Like other addictive drugs, recreational cannabis can lead to addiction because of its effect on the brain’s reward system. The likelihood of developing problem use or addiction increases considerably in those who start young.
Ayonrinde notes that use during pregnancy or while breastfeeding is absolutely not advised, due to the risk of negative effects on baby and the baby’s developing brain.
When the Cannabis Act came into effect in October 2018, many Canadians were hoping to consider or purchase CBD (cannabidiol)-containing natural health products. In some parts of the US, products like CBD oils, topical creams and cosmetics, waters, jellies, chocolates, and other foods containing CBD have been available since 2017 , and many expected the same for Canada when cannabis became legalized.

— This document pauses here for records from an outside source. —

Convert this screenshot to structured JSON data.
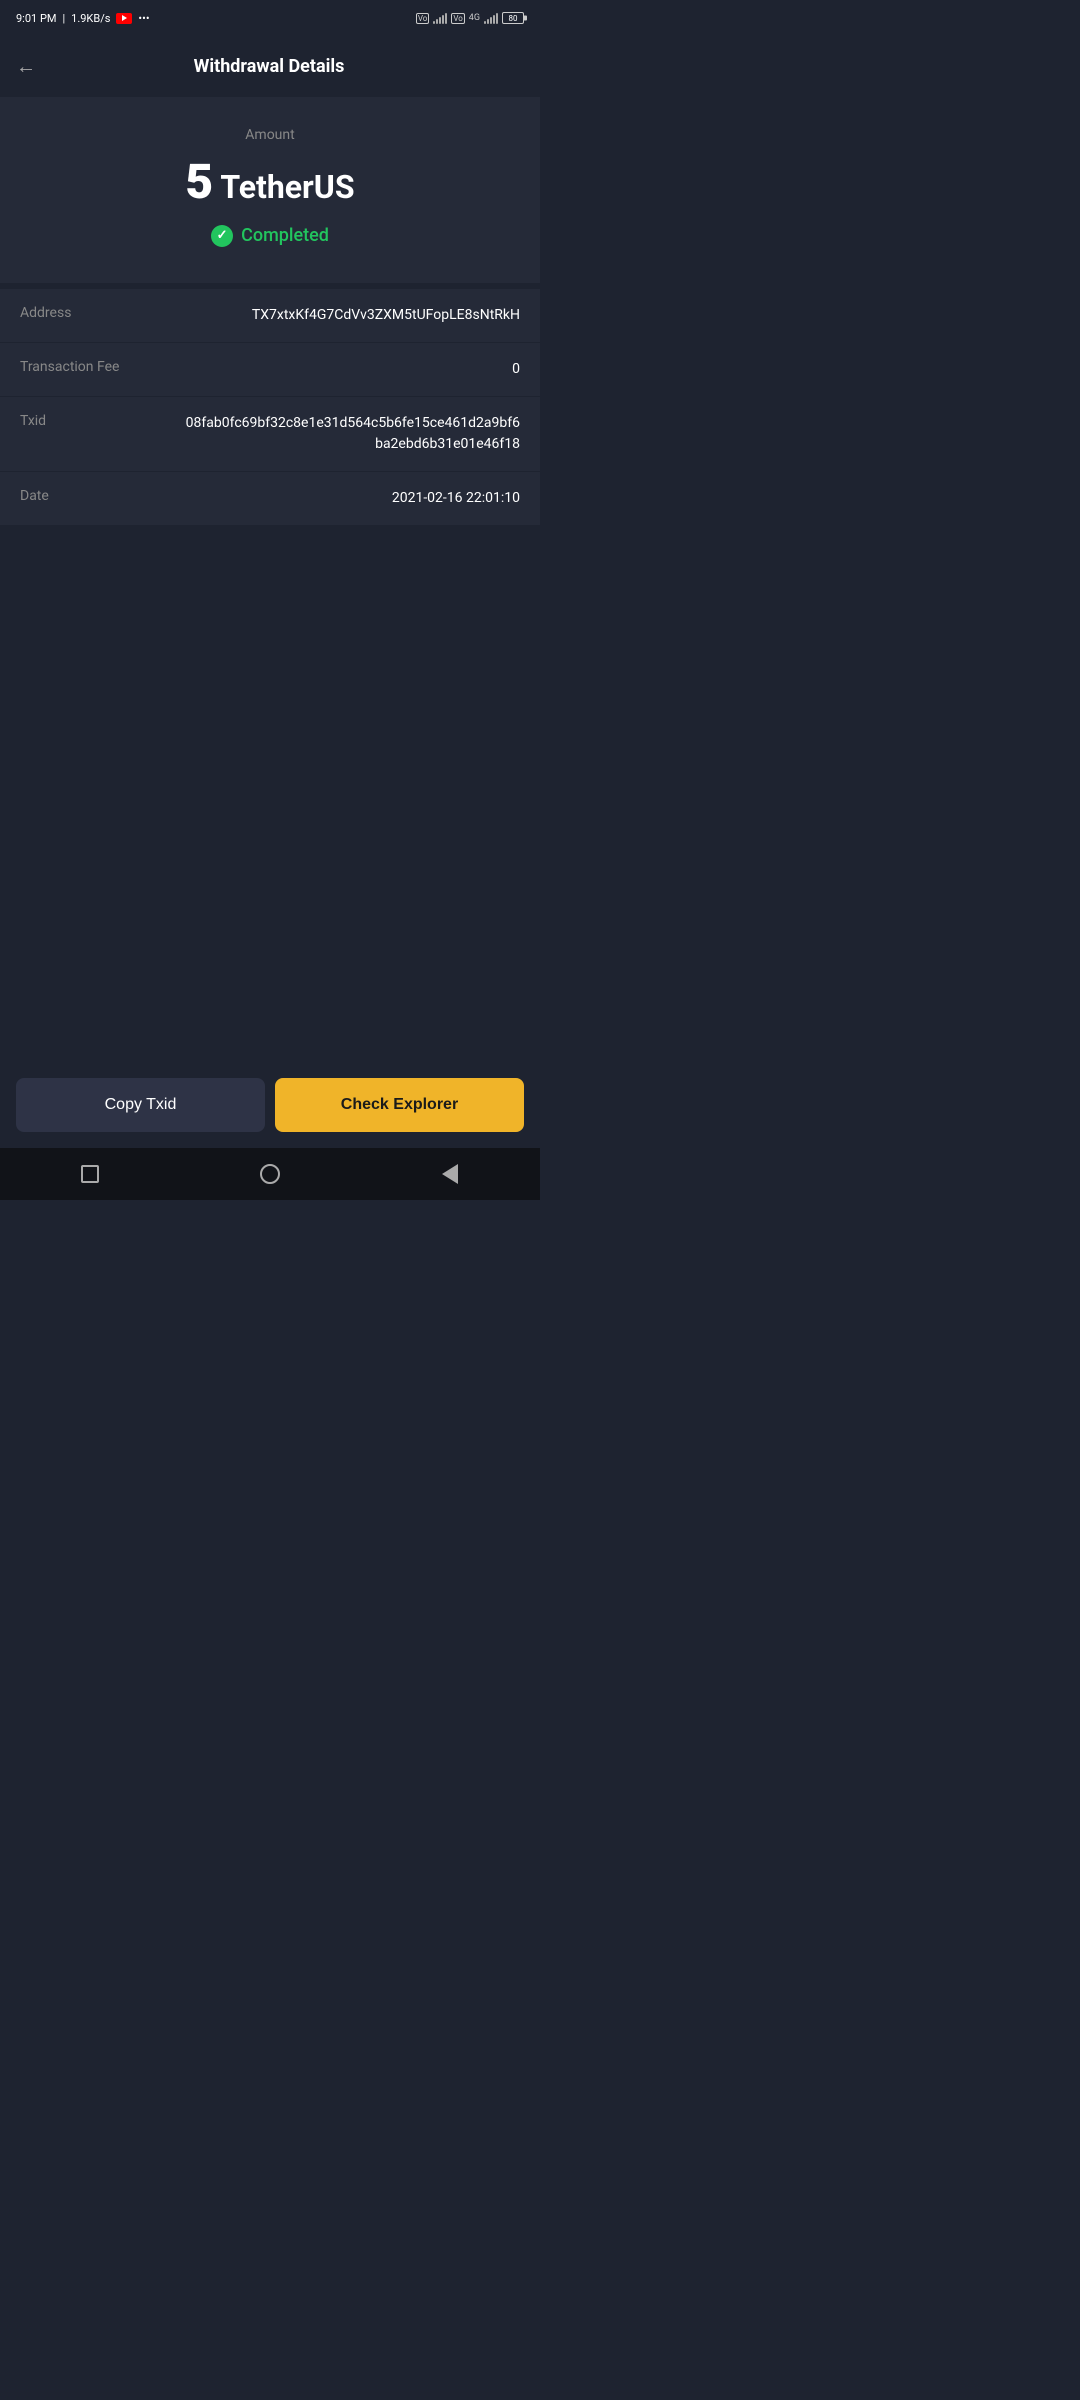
{
  "statusBar": {
    "time": "9:01 PM",
    "speed": "1.9KB/s",
    "batteryLevel": "80"
  },
  "header": {
    "title": "Withdrawal Details",
    "backLabel": "←"
  },
  "amountSection": {
    "label": "Amount",
    "amountNumber": "5",
    "amountCurrency": "TetherUS",
    "statusLabel": "Completed"
  },
  "details": [
    {
      "label": "Address",
      "value": "TX7xtxKf4G7CdVv3ZXM5tUFopLE8sNtRkH"
    },
    {
      "label": "Transaction Fee",
      "value": "0"
    },
    {
      "label": "Txid",
      "value": "08fab0fc69bf32c8e1e31d564c5b6fe15ce461d2a9bf6ba2ebd6b31e01e46f18"
    },
    {
      "label": "Date",
      "value": "2021-02-16 22:01:10"
    }
  ],
  "buttons": {
    "copyLabel": "Copy Txid",
    "explorerLabel": "Check Explorer"
  }
}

However, many of you were disappointed to find that these products were not available at your local health food store. This may be confusing. If cannabis is legal now, why are natural health products that contain cannabis, not?
This is because health products, foods, and cosmetics containing cannabis are NOT permitted in Canada at this time. Cannabis is only legal in Canada if grown for personal use, through a licensed seller for recreational purposes, or with a medical prescription. Therefore, you won’t find these products at your natural retailer at this time. Here are the facts.
Natural Health Products (NHPs) in Canada are a subset of drugs and are governed by the Food and Drugs Act (FDA), the Food and Drug Regulations (FDR), and the Natural Health Products Regulations (NHPR).
NHPs require a natural health product licence that is granted following the regulator’s evaluation of data supporting a product’s quality, safety, and health benefits; this is usually obtained through traditional evidence and clinical studies.
When the Cannabis Act came into effect, Health Canada took a precautionary stance and added phytocannabinoids produced by, or found in the cannabis plant, including any product containing an “isolated or concentrated phytocannabinoid” or a synthetic duplicate to the prescription drug list. Examples of these are THC and CBD.
Why? Health Canada felt that due to limited marketing experience and scientific uncertainty surrounding the effects of phytocannabinoids, this was a justified, sound decision.
In order for cannabis to be removed from the prescription drug list, more evidence to prove its safety and therapeutic benefits without the supervision of a health practitioner will be required. This includes proving through studies conducted by an approved investigator that the health benefits are beneficial, meaningful, and scientifically recognized.
New Industrial Hemp Regulations allow natural health products and consumer products (including products like hemp protein, hempseed oil, hemp hearts, and cosmetics) that contain low THC (10mcg/g or less) and no isolated or concentrated phytocannabinoid.